North Korea on Friday claimed to have tested an underwater drone capable of carrying a nuclear warhead that could create a “radioactive tsunami,” however, analysts urged skepticism noting a lack of proof.
A report from the state-run Korean Central News Agency (KCNA) said the drone, called the “Unmanned Underwater Nuclear Attack Craft ‘Haeil,’” was tested from March 21 to 23, cruising in waters off the country’s east coast for more than 59 hours before its test warhead was detonated on Thursday afternoon.
“The mission of the underwater nuclear strategic weapon is to stealthily infiltrate into operational waters and make a super-scale radioactive tsunami through underwater explosion to destroy naval striker groups and major operational ports of the enemy,” the KCNA report said.
The KCNA report said the weapon has been in development since 2012 and has undergone more than 50 tests in the past two years.
This week’s test “verified its reliability and safety and fully confirmed its lethal strike capability,” the KCNA report said, adding the drone can be deployed from any port or towed by a surface ship to begin its operations.
Analysts poured doubt on North Korea’s claims, noting that North Korea has previously exaggerated its capabilities and deployment time lines.
“Pyongyang’s latest claim to have a nuclear-capable underwater drone should be met with skepticism” because North Korea offered no proof, said Leif-Eric Easley, associate professor of international studies at Ewha Womans University in Seoul.
In March 2022, North Korea released footage of what it claimed was a new intercontinental ballistic missile (ICBM) that was later discredited by experts.
Writing on social media Friday, Ankit Panda, a nuclear policy expert at the Carnegie Endowment for International Peace, said: “I tend to take North Korea seriously, but can’t rule out the possibility that this is an attempt at deception.”
He added that it would be “ill-advised” to allocate limited fissile material for a warhead in an underwater drone, as opposed to a more “road-mobile” ballistic missiles.
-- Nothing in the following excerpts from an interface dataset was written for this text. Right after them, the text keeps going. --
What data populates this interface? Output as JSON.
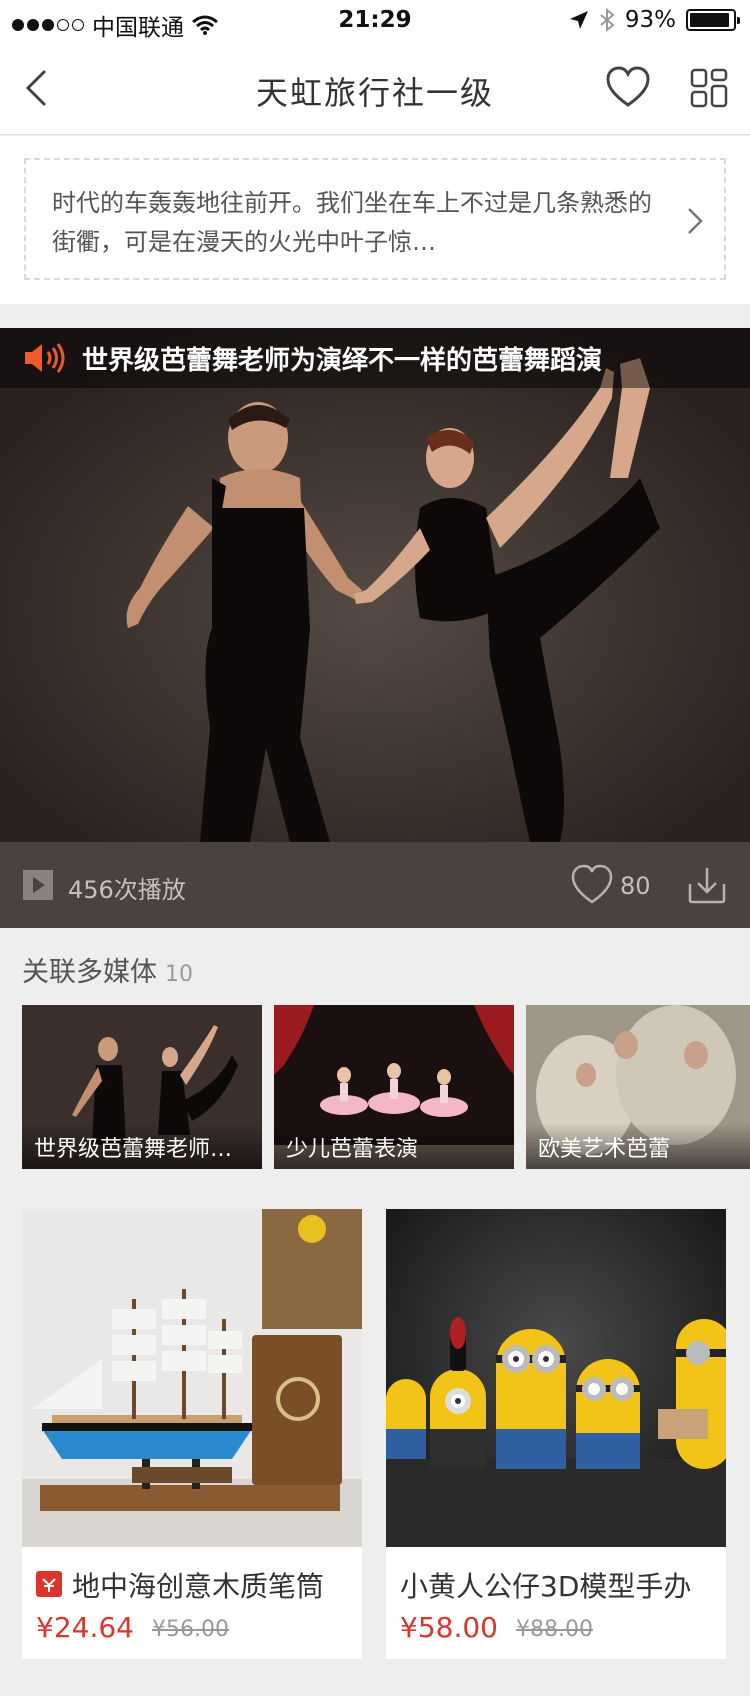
{
  "status": {
    "carrier": "中国联通",
    "time": "21:29",
    "battery": "93%",
    "battery_level": 0.93
  },
  "nav": {
    "title": "天虹旅行社一级"
  },
  "intro": {
    "text": "时代的车轰轰地往前开。我们坐在车上不过是几条熟悉的街衢，可是在漫天的火光中叶子惊…"
  },
  "media": {
    "caption": "世界级芭蕾舞老师为演绎不一样的芭蕾舞蹈演",
    "plays": "456次播放",
    "likes": "80"
  },
  "related": {
    "title": "关联多媒体",
    "count": "10",
    "items": [
      {
        "label": "世界级芭蕾舞老师为演绎不一样的芭蕾舞蹈演"
      },
      {
        "label": "少儿芭蕾表演"
      },
      {
        "label": "欧美艺术芭蕾"
      }
    ]
  },
  "products": [
    {
      "title": "地中海创意木质笔筒",
      "price": "¥24.64",
      "old_price": "¥56.00"
    },
    {
      "title": "小黄人公仔3D模型手办",
      "price": "¥58.00",
      "old_price": "¥88.00"
    }
  ],
  "colors": {
    "accent": "#d9362c",
    "speaker": "#f05a28"
  }
}
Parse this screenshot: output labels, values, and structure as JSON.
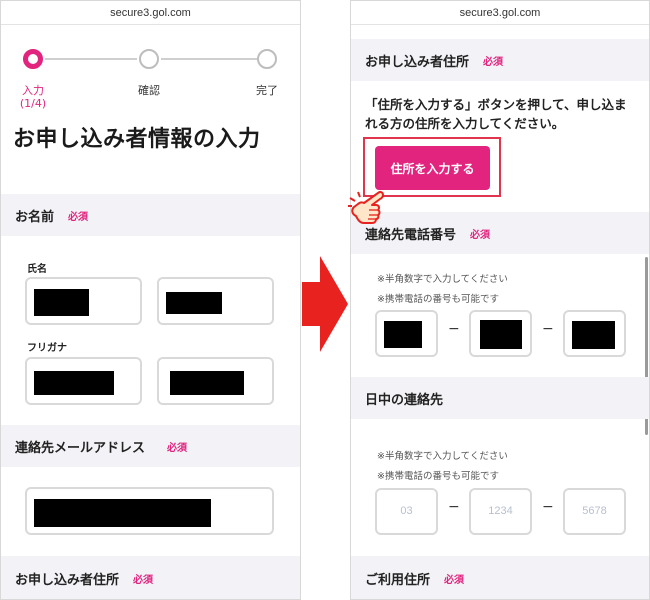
{
  "left": {
    "url": "secure3.gol.com",
    "steps": [
      {
        "label": "入力",
        "sub": "(1/4)"
      },
      {
        "label": "確認"
      },
      {
        "label": "完了"
      }
    ],
    "title": "お申し込み者情報の入力",
    "name_section": {
      "title": "お名前",
      "required": "必須",
      "name_label": "氏名",
      "kana_label": "フリガナ"
    },
    "email_section": {
      "title": "連絡先メールアドレス",
      "required": "必須"
    },
    "address_section": {
      "title": "お申し込み者住所",
      "required": "必須"
    }
  },
  "right": {
    "url": "secure3.gol.com",
    "address_section": {
      "title": "お申し込み者住所",
      "required": "必須"
    },
    "address_desc": "「住所を入力する」ボタンを押して、申し込まれる方の住所を入力してください。",
    "address_button": "住所を入力する",
    "phone_section": {
      "title": "連絡先電話番号",
      "required": "必須",
      "note1": "※半角数字で入力してください",
      "note2": "※携帯電話の番号も可能です"
    },
    "day_section": {
      "title": "日中の連絡先",
      "note1": "※半角数字で入力してください",
      "note2": "※携帯電話の番号も可能です",
      "placeholders": [
        "03",
        "1234",
        "5678"
      ]
    },
    "usage_section": {
      "title": "ご利用住所",
      "required": "必須"
    }
  },
  "colors": {
    "accent": "#e2247f",
    "arrow": "#e8231f",
    "section_bg": "#f3f2f7"
  }
}
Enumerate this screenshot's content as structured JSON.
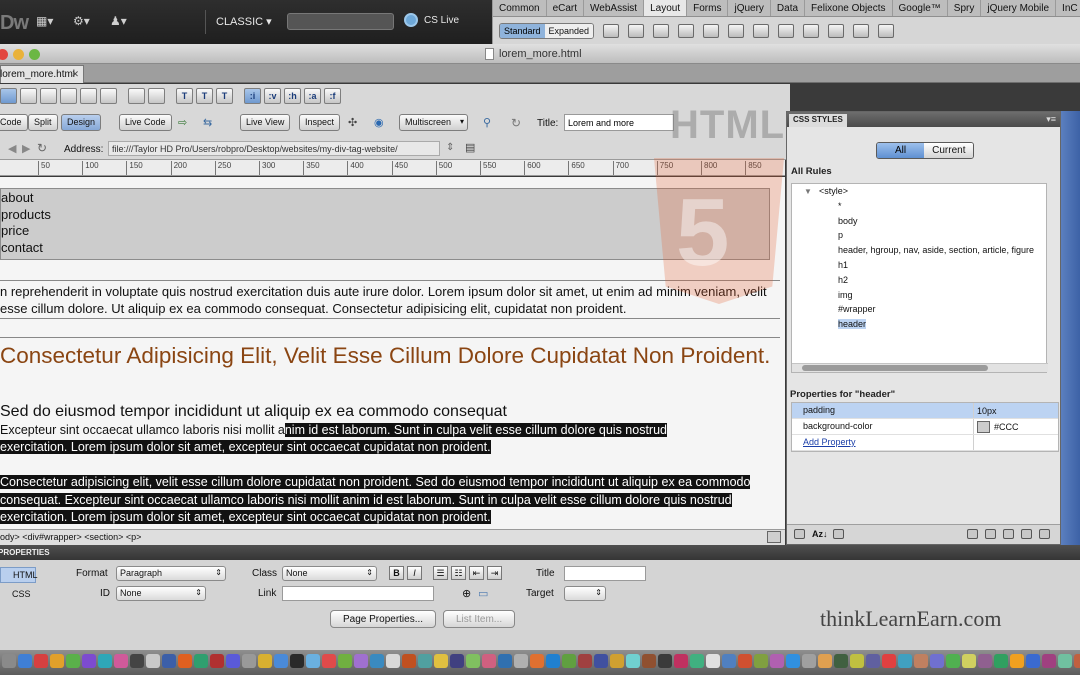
{
  "app": {
    "logo": "Dw",
    "workspace": "CLASSIC ▾",
    "search_placeholder": "",
    "cs_live": "CS Live"
  },
  "insert_panel": {
    "tabs": [
      "Common",
      "eCart",
      "WebAssist",
      "Layout",
      "Forms",
      "jQuery",
      "Data",
      "Felixone Objects",
      "Google™",
      "Spry",
      "jQuery Mobile",
      "InC"
    ],
    "active_tab": "Layout",
    "mode_standard": "Standard",
    "mode_expanded": "Expanded"
  },
  "document": {
    "window_title": "lorem_more.html",
    "tab_label": "lorem_more.html",
    "toolbar_icons": [
      "T",
      "T",
      "T",
      ":i",
      ":v",
      ":h",
      ":a",
      ":f"
    ],
    "view_buttons": {
      "code": "Code",
      "split": "Split",
      "design": "Design",
      "live_code": "Live Code",
      "live_view": "Live View",
      "inspect": "Inspect",
      "multiscreen": "Multiscreen"
    },
    "title_label": "Title:",
    "title_value": "Lorem and more",
    "address_label": "Address:",
    "address_value": "file:///Taylor HD Pro/Users/robpro/Desktop/websites/my-div-tag-website/",
    "ruler_marks": [
      "50",
      "100",
      "150",
      "200",
      "250",
      "300",
      "350",
      "400",
      "450",
      "500",
      "550",
      "600",
      "650",
      "700",
      "750",
      "800",
      "850"
    ]
  },
  "design_view": {
    "nav_items": [
      "about",
      "products",
      "price",
      "contact"
    ],
    "para1": "n reprehenderit in voluptate quis nostrud exercitation duis aute irure dolor. Lorem ipsum dolor sit amet, ut enim ad minim veniam, velit esse cillum dolore. Ut aliquip ex ea commodo consequat. Consectetur adipisicing elit, cupidatat non proident.",
    "heading1": "Consectetur Adipisicing Elit, Velit Esse Cillum Dolore Cupidatat Non Proident.",
    "heading2": "Sed do eiusmod tempor incididunt ut aliquip ex ea commodo consequat",
    "para2_plain": "Excepteur sint occaecat ullamco laboris nisi mollit a",
    "para2_selected": "nim id est laborum. Sunt in culpa velit esse cillum dolore quis nostrud",
    "para2_line2": "exercitation. Lorem ipsum dolor sit amet, excepteur sint occaecat cupidatat non proident.",
    "para3": "Consectetur adipisicing elit, velit esse cillum dolore cupidatat non proident. Sed do eiusmod tempor incididunt ut aliquip ex ea commodo consequat. Excepteur sint occaecat ullamco laboris nisi mollit anim id est laborum. Sunt in culpa velit esse cillum dolore quis nostrud exercitation. Lorem ipsum dolor sit amet, excepteur sint occaecat cupidatat non proident.",
    "tag_selector": "ody>  <div#wrapper>  <section>  <p>"
  },
  "watermark": {
    "html_text": "HTML",
    "five": "5"
  },
  "css_panel": {
    "tab_label": "CSS STYLES",
    "all_button": "All",
    "current_button": "Current",
    "all_rules_label": "All Rules",
    "rules": [
      "<style>",
      "*",
      "body",
      "p",
      "header, hgroup, nav, aside, section, article, figure",
      "h1",
      "h2",
      "img",
      "#wrapper",
      "header"
    ],
    "selected_rule": "header",
    "props_title": "Properties for \"header\"",
    "properties": [
      {
        "name": "padding",
        "value": "10px"
      },
      {
        "name": "background-color",
        "value": "#CCC"
      }
    ],
    "add_property": "Add Property",
    "swatch_color": "#CCCCCC"
  },
  "properties_inspector": {
    "header": "PROPERTIES",
    "html_tab": "HTML",
    "css_tab": "CSS",
    "format_label": "Format",
    "format_value": "Paragraph",
    "class_label": "Class",
    "class_value": "None",
    "id_label": "ID",
    "id_value": "None",
    "link_label": "Link",
    "link_value": "",
    "title_label": "Title",
    "target_label": "Target",
    "bold": "B",
    "italic": "I",
    "page_properties": "Page Properties...",
    "list_item": "List Item...",
    "brand": "thinkLearnEarn.com"
  },
  "colors": {
    "heading_color": "#8a4512",
    "header_bg": "#CCCCCC",
    "selection": "#111111",
    "accent_blue": "#8fb3db"
  }
}
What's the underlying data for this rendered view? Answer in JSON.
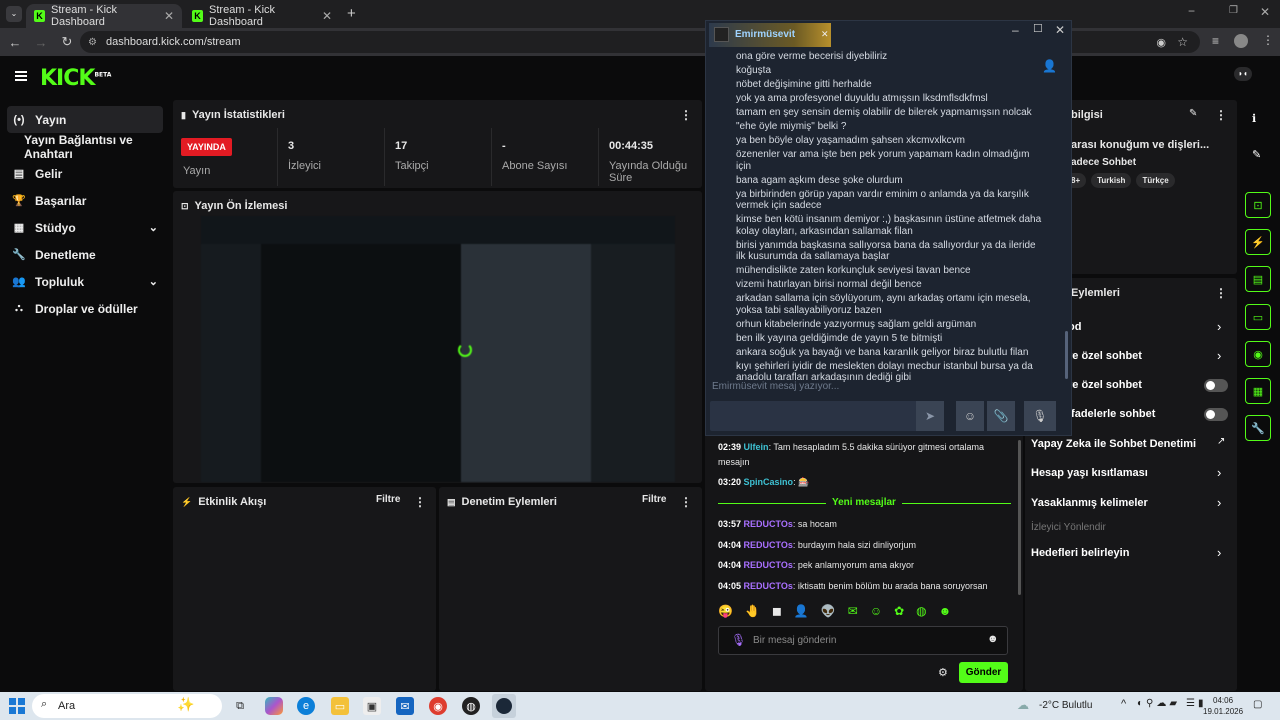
{
  "browser": {
    "tabs": [
      {
        "label": "Stream - Kick Dashboard"
      },
      {
        "label": "Stream - Kick Dashboard"
      }
    ],
    "url": "dashboard.kick.com/stream"
  },
  "header": {
    "logo": "KICK",
    "logo_badge": "BETA"
  },
  "sidebar": {
    "items": [
      {
        "label": "Yayın",
        "icon": "broadcast-icon"
      },
      {
        "label": "Yayın Bağlantısı ve Anahtarı"
      },
      {
        "label": "Gelir",
        "icon": "revenue-icon"
      },
      {
        "label": "Başarılar",
        "icon": "trophy-icon"
      },
      {
        "label": "Stüdyo",
        "icon": "studio-icon"
      },
      {
        "label": "Denetleme",
        "icon": "wrench-icon"
      },
      {
        "label": "Topluluk",
        "icon": "community-icon"
      },
      {
        "label": "Droplar ve ödüller",
        "icon": "drops-icon"
      }
    ]
  },
  "stats": {
    "title": "Yayın İstatistikleri",
    "live": "YAYINDA",
    "items": [
      {
        "value": "",
        "label": "Yayın"
      },
      {
        "value": "3",
        "label": "İzleyici"
      },
      {
        "value": "17",
        "label": "Takipçi"
      },
      {
        "value": "-",
        "label": "Abone Sayısı"
      },
      {
        "value": "00:44:35",
        "label": "Yayında Olduğu Süre"
      }
    ]
  },
  "preview": {
    "title": "Yayın Ön İzlemesi"
  },
  "activity": {
    "title": "Etkinlik Akışı",
    "filter": "Filtre"
  },
  "modlog": {
    "title": "Denetim Eylemleri",
    "filter": "Filtre"
  },
  "popup": {
    "username": "Emirmüsevit",
    "placeholder": "Emirmüsevit mesaj yazıyor...",
    "messages": [
      "ona göre verme becerisi diyebiliriz",
      "koğuşta",
      "nöbet değişimine gitti herhalde",
      "yok ya ama profesyonel duyuldu atmışsın lksdmflsdkfmsl",
      "tamam en şey sensin demiş olabilir de bilerek yapmamışsın nolcak",
      "\"ehe öyle miymiş\" belki ?",
      "ya ben böyle olay yaşamadım şahsen xkcmvxlkcvm",
      "özenenler var ama işte ben pek yorum yapamam kadın olmadığım için",
      "bana agam aşkım dese şoke olurdum",
      "ya birbirinden görüp yapan vardır eminim o anlamda ya da karşılık vermek için sadece",
      "kimse ben kötü insanım demiyor :,) başkasının üstüne atfetmek daha kolay olayları, arkasından sallamak filan",
      "birisi yanımda başkasına sallıyorsa bana da sallıyordur ya da ileride ilk kusurumda da sallamaya başlar",
      "mühendislikte zaten korkunçluk seviyesi tavan bence",
      "vizemi hatırlayan birisi normal değil bence",
      "arkadan sallama için söylüyorum, aynı arkadaş ortamı için mesela, yoksa tabi sallayabiliyoruz bazen",
      "orhun kitabelerinde yazıyormuş sağlam geldi argüman",
      "ben ilk yayına geldiğimde de yayın 5 te bitmişti",
      "ankara soğuk ya bayağı ve bana karanlık geliyor biraz bulutlu filan",
      "kıyı şehirleri iyidir de meslekten dolayı mecbur istanbul bursa ya da anadolu tarafları arkadaşının dediği gibi"
    ]
  },
  "chat": {
    "messages": [
      {
        "time": "02:39",
        "user": "Ulfein",
        "text": "Tam hesapladım 5.5 dakika sürüyor gitmesi ortalama mesajın",
        "color": "teal"
      },
      {
        "time": "03:20",
        "user": "SpinCasino",
        "text": "",
        "color": "teal"
      }
    ],
    "new_divider": "Yeni mesajlar",
    "new_messages": [
      {
        "time": "03:57",
        "user": "REDUCTOs",
        "text": "sa hocam"
      },
      {
        "time": "04:04",
        "user": "REDUCTOs",
        "text": "burdayım hala sizi dinliyorjum"
      },
      {
        "time": "04:04",
        "user": "REDUCTOs",
        "text": "pek anlamıyorum ama akıyor"
      },
      {
        "time": "04:05",
        "user": "REDUCTOs",
        "text": "iktisattı benim bölüm bu arada bana soruyorsan"
      }
    ],
    "input_placeholder": "Bir mesaj gönderin",
    "send_label": "Gönder"
  },
  "info": {
    "title_partial": "bilgisi",
    "stream_title_partial": "arası konuğum ve dişleri...",
    "category_partial": "adece Sohbet",
    "tags": [
      "8+",
      "Turkish",
      "Türkçe"
    ],
    "actions_title": "Eylemleri",
    "rows": [
      {
        "label": "od",
        "control": "chevron"
      },
      {
        "label": "re özel sohbet",
        "control": "chevron"
      },
      {
        "label": "re özel sohbet",
        "control": "toggle"
      },
      {
        "label": "ifadelerle sohbet",
        "control": "toggle"
      },
      {
        "label": "Yapay Zeka ile Sohbet Denetimi",
        "control": "external"
      },
      {
        "label": "Hesap yaşı kısıtlaması",
        "control": "chevron"
      },
      {
        "label": "Yasaklanmış kelimeler",
        "control": "chevron"
      },
      {
        "label": "İzleyici Yönlendir",
        "control": "none"
      },
      {
        "label": "Hedefleri belirleyin",
        "control": "chevron"
      }
    ]
  },
  "taskbar": {
    "search": "Ara",
    "weather": "-2°C Bulutlu",
    "time": "04:06",
    "date": "19.01.2026"
  },
  "colors": {
    "accent": "#53fc18",
    "live": "#e31b23",
    "purple": "#a970ff",
    "teal": "#3ec1d3"
  }
}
But the idea of an unmanned submersible carrying a nuclear warhead is not unique to North Korea.
Russia claims to have developed the Poseidon torpedo, a submarine-launched, nuclear-powered unmanned underwater vehicle capable of carrying both conventional and nuclear munitions. Its nuclear propulsion system would give the Poseidon virtually limitless range.
But Russia has offered no proof of a successful test of the Poseidon and analysts suspect it could be years from deployment.
North Korea’s purported new underwater weapon has important differences from the Poseidon.
It is conventionally powered and is not launched from a sub, meaning it would not be on a par with the Russian torpedo, the analysts said.
North Korea’s drone test claim comes at the same time Pyongyang said it tested nuclear-capable cruise missiles this week.
Four of the subsonic missiles hit targets in the East Sea, also known as the Sea of Japan, after flying oval and figure-8 patterns of 1,500 and 1,800 kilometers (932 and 1,118 miles) on Wednesday, KCNA reported.
Wednesday’s drill “let strategic cruise missile units get familiar with the procedures and processes for carrying out the tactical nuclear attack missions,” the report said.
The state-run Rodong Sinmun released a series of photos on its website purportedly showing the cruise missiles and the underwater drone.
The KCNA report said Pyongyang’s nuclear weapons development was necessary to counter “the reckless military provocations being escalated by the U.S. and the South Korean authorities.”
US and South Korean forces have been holding their biggest war games in five years on the southern part of the Korean Peninsula.
North Korea has been testing various missiles at the same time, including the test of an intercontinental ballistic missile last week and the tests of smaller range missiles like the cruise missiles tested on Wednesday.
Analysts say Pyongyang is delivering a message to the US and its allies in the region.
“North Korea’s ICBM tests are thinly veiled threats that it could potentially destroy American cities,” Easley said. “Its recent short-range missile firings attempt to increase the credibility, command, and control of its self-proclaimed tactical nuclear weapons units aimed at South Korea and Japan.”